This entry was written by John Heimerl, second-year Pediatrics resident at University of Minnesota and member of the Pediatric Global Health Track.
Greetings from Tiny Tim and Friends and Lusaka, Zambia!
Me spending pool time with the children at the farm
TTF, the partner organization I’m working with here in Zambia, was founded with a mission to identify, test and initiate HIV treatment to local Zambian children, with the goal of stabilizing them on their treatment before transferring them to the government HIV treatment clinic.
In addition to the medical aspect of their care, TTF also provides a large social component, with Zambian social workers on site to provide counseling and education, as well as a place for them to live for a time if they are in need of extra care.
I am now into my second week here in Zambia. Since arrival I have remained busy.
On my first day I caught up on some much needed sleep, after the 26+ hours of travel from Minnesota. I also walked from the Tiny Tim and Friends (TTF) farm to a local village, Grieps.
The village is just a twenty minute walk from modern houses with electric and plumbing, but lacked even the most basic western “necessities”.
Their water came from a central well. Water is collected in buckets, cooking is done on open fire pits, and an entire family occupies a small, one-room house.
I had the opportunity to visit the local school. The headmaster took me from classroom to classroom, and I got wonderful greetings from each class.
One class was learning of world geography, another their mathematics factors.
Some of the village children of Lusaka
February 7 was my first real day at the TTF clinic.
I started seeing patients right away, with one of the Zambian clinical officers (equivalent to a U.S. physician assistant).
The patients were all HIV positive and in clinic for one of several reasons. Some were due for their anti-retro viral medication (ARVs) refills, others had acute problems like pneumonia, flu-like symptoms or fevers.

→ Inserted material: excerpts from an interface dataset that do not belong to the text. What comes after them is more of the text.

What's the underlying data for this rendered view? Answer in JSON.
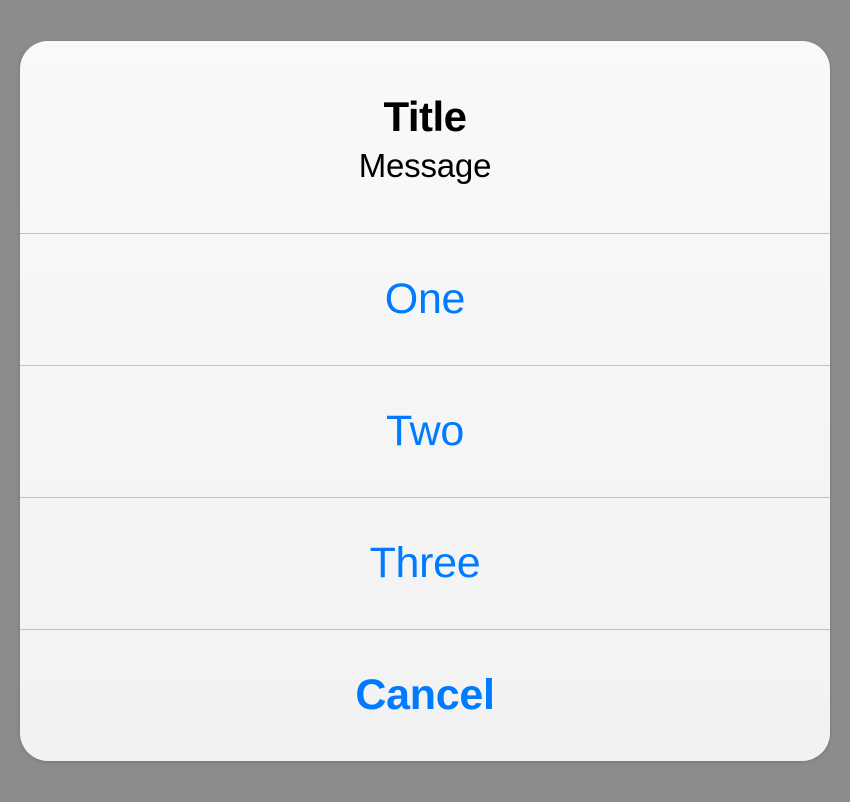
{
  "actionSheet": {
    "title": "Title",
    "message": "Message",
    "buttons": {
      "one": "One",
      "two": "Two",
      "three": "Three",
      "cancel": "Cancel"
    }
  }
}
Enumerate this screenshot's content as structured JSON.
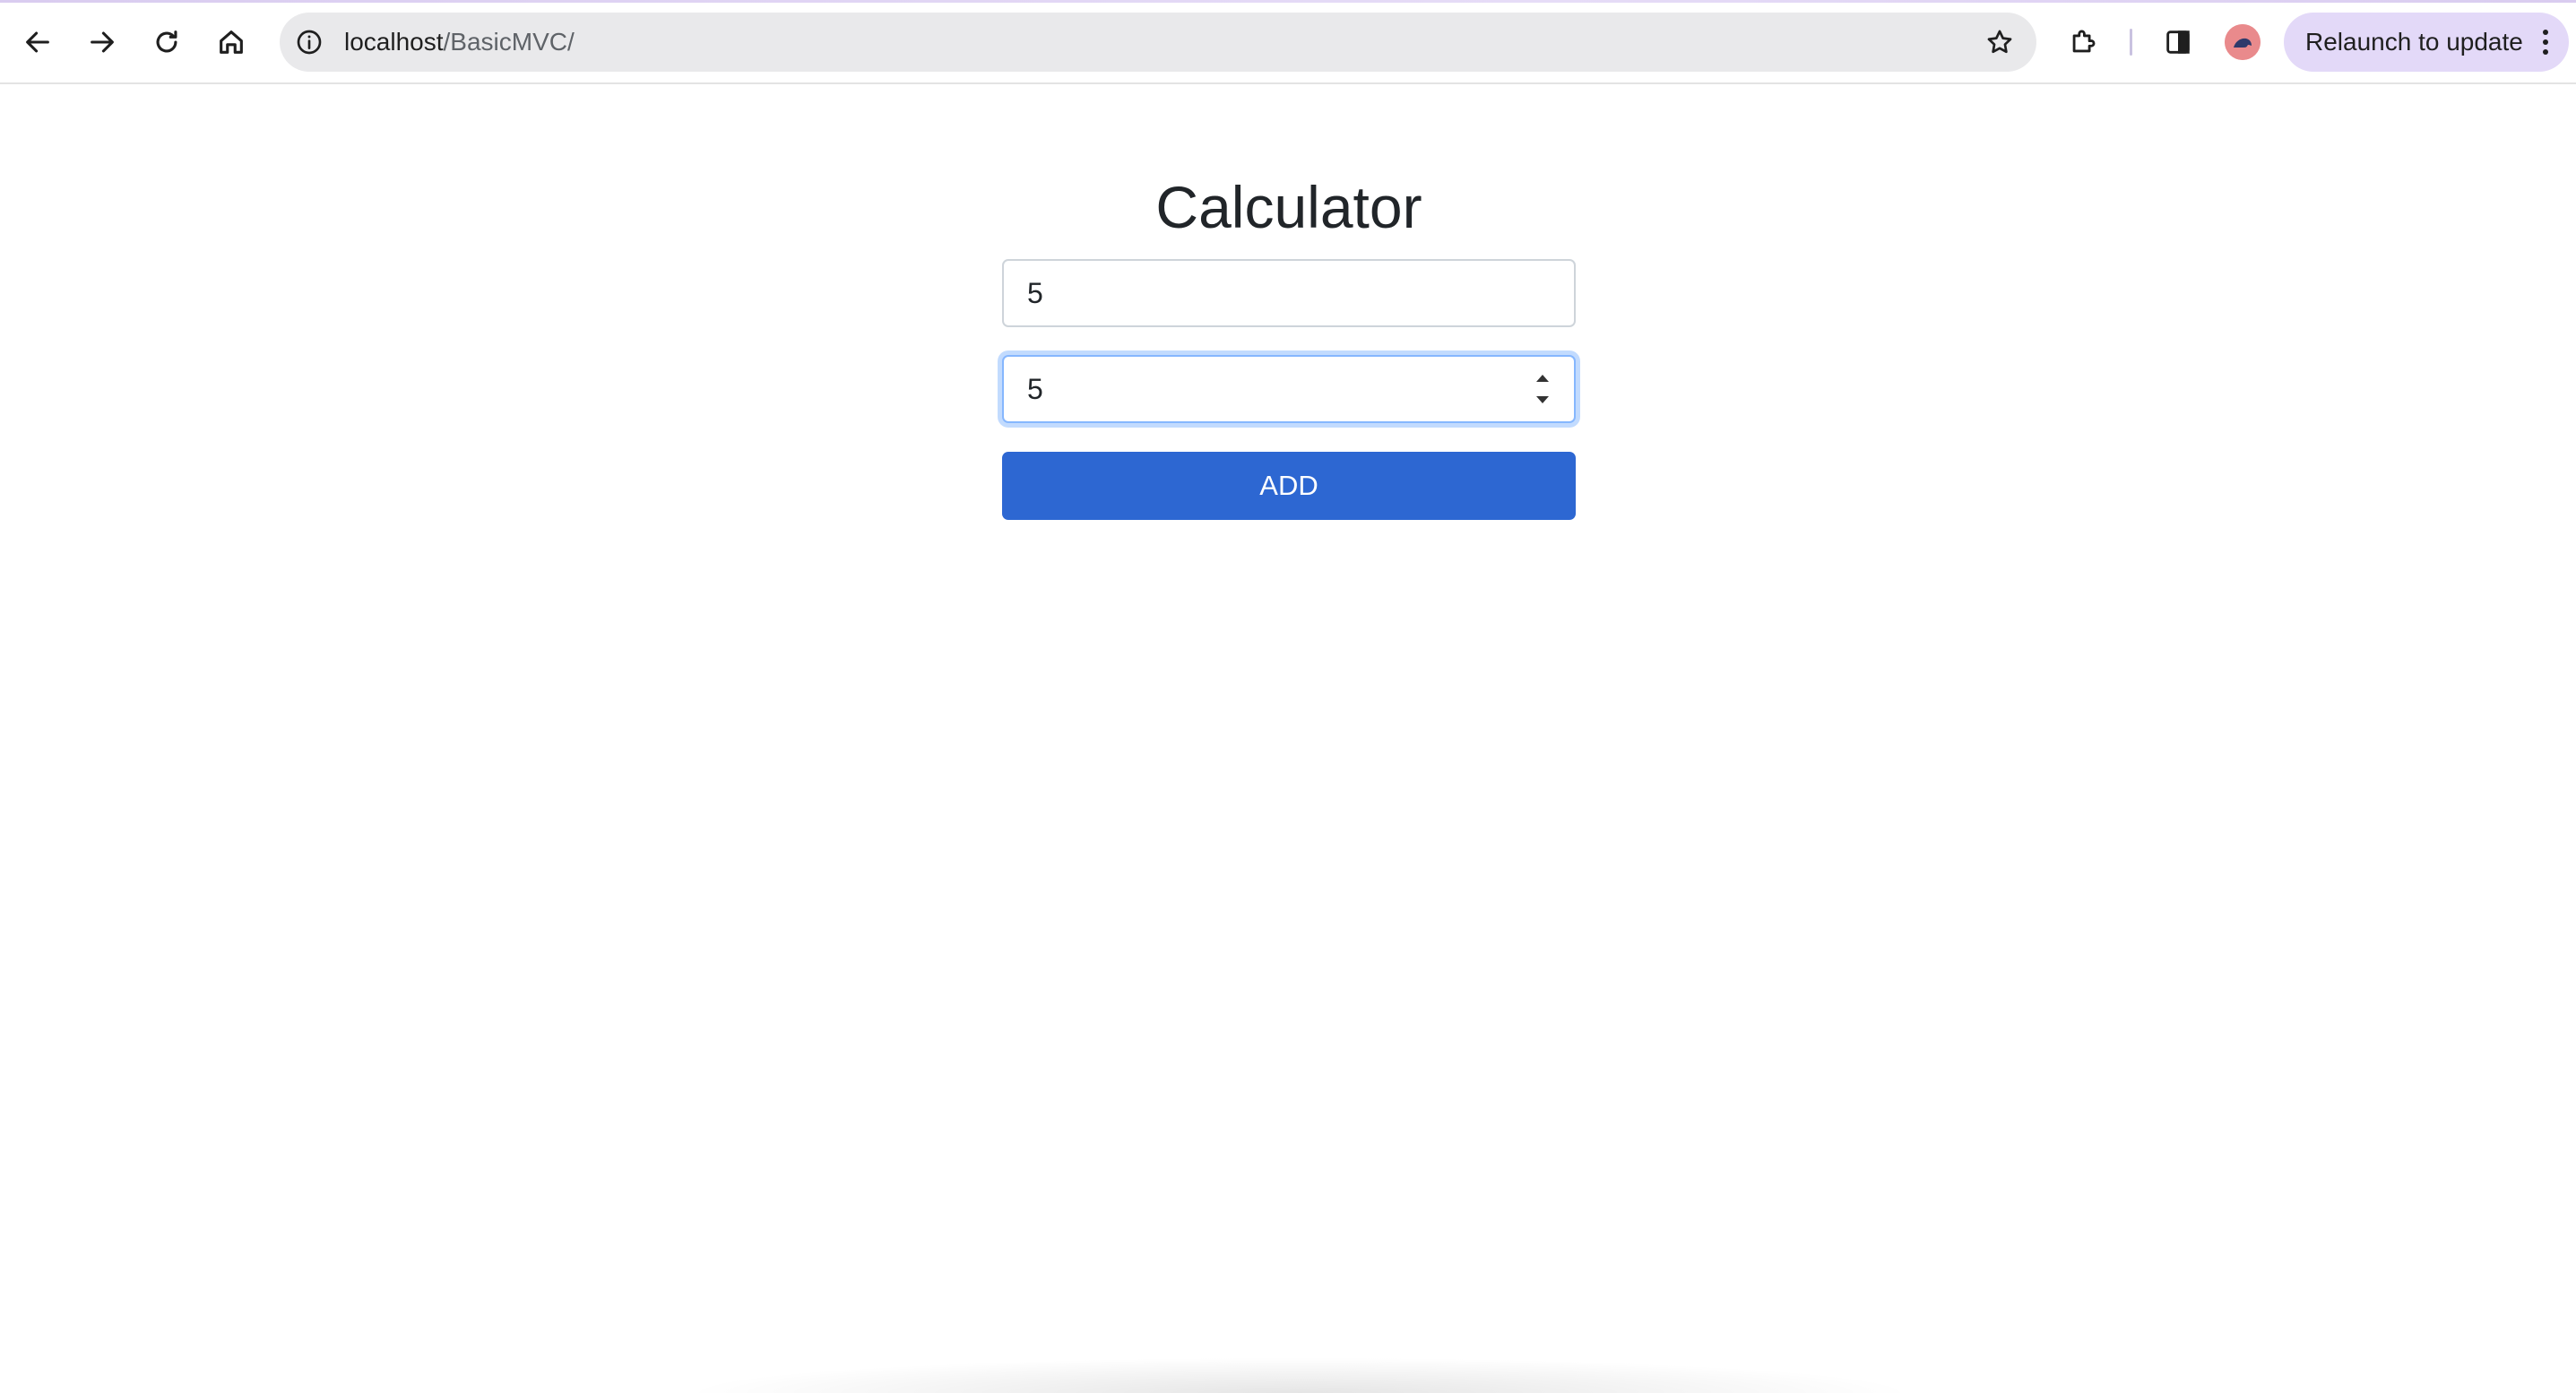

The clinic has an on-site lab and pharmacy. Any patient requiring a higher level of care is referred to a local hospital for further management.
Over the past few years, TTF has worked on ways to better meet their mission, partnering with other organizations to find children and caregivers to enroll into the program.
One such organization is Grass Roots Soccer (GRS), which receives funding from the Elton John Foundation. GRS provides HIV eduction to children in the surrounding Zambian compounds (slums) and uses soccer as a way to engage the children.
At the end of the multi-week training, TTF hosts a graduation—a music- and activity-filled event—where additional HIV-testing for children also happens, with parental/guardian permission.
Last Saturday, Lusaka celebrated World Condom Day. TTF tested 165 children and adults at one of the compounds.
Multiple other organizations also were on hand to provide HIV testing and to provide education on HIV prevention.
TTF group at World Condom Day (WCD)
TTF has also begun renting a 40-acre farm, with hopes of growing local produce to be sold at markets. In time the income generated from the farm will be used to sustain the program.
The farm at Tiny Tim and Friends
A boy named Paul joined us here at the farm last week.
Paul has been on HIV treatment for some time, but was recurrently sick. Though his mother has noted that his appetite has improved since he started HIV treatment, Paul’s family has not been able to afford to make more than one meal a day. So Paul came to live at the farm. He has adapted well to life here, and we are convinced after 5 days that his skin molluscum has begun to improve.
Paul in the pool, you can notice the extent of his molluscum
You can learn more about TTF here. Till next time, John Heimerl
Tim, Winford and Paul at the farm